Data for review: Begin

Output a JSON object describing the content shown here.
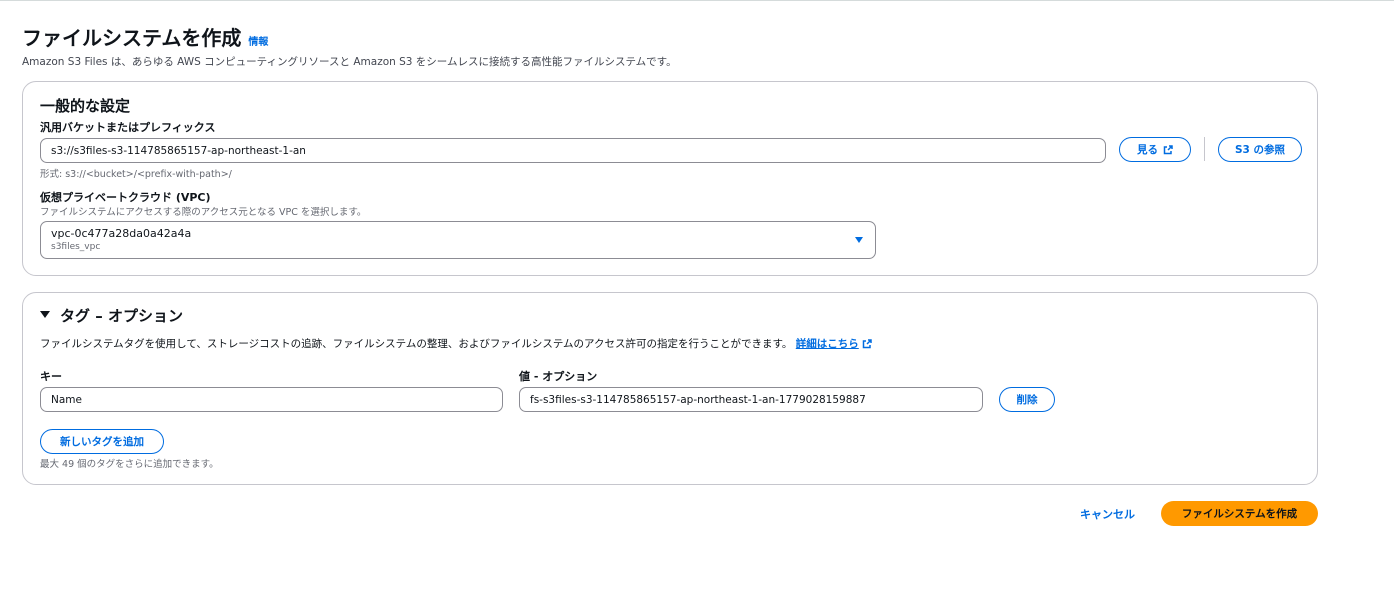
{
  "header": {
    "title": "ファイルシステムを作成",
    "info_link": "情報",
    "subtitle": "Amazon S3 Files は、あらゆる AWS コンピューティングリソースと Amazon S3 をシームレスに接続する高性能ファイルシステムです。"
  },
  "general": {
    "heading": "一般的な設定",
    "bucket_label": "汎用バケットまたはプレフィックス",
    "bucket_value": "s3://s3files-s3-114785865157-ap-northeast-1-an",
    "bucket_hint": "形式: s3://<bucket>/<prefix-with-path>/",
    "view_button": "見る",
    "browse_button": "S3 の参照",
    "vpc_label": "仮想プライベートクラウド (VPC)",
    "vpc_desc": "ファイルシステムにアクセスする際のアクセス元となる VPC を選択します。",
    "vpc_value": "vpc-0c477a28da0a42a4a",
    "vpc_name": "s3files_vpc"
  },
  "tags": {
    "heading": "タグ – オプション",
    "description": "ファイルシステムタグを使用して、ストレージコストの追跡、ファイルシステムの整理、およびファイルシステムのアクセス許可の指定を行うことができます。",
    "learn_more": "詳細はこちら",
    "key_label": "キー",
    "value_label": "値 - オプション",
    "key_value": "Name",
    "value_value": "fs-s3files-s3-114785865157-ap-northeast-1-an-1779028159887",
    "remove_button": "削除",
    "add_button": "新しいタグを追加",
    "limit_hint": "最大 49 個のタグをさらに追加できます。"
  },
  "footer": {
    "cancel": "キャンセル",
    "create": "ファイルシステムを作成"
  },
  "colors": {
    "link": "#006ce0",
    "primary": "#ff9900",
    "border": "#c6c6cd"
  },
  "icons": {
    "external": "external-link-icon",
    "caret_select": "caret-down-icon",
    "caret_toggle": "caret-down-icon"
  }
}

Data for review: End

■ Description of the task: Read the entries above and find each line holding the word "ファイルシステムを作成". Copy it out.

■ Task response:
    "title": "ファイルシステムを作成",
    "create": "ファイルシステムを作成"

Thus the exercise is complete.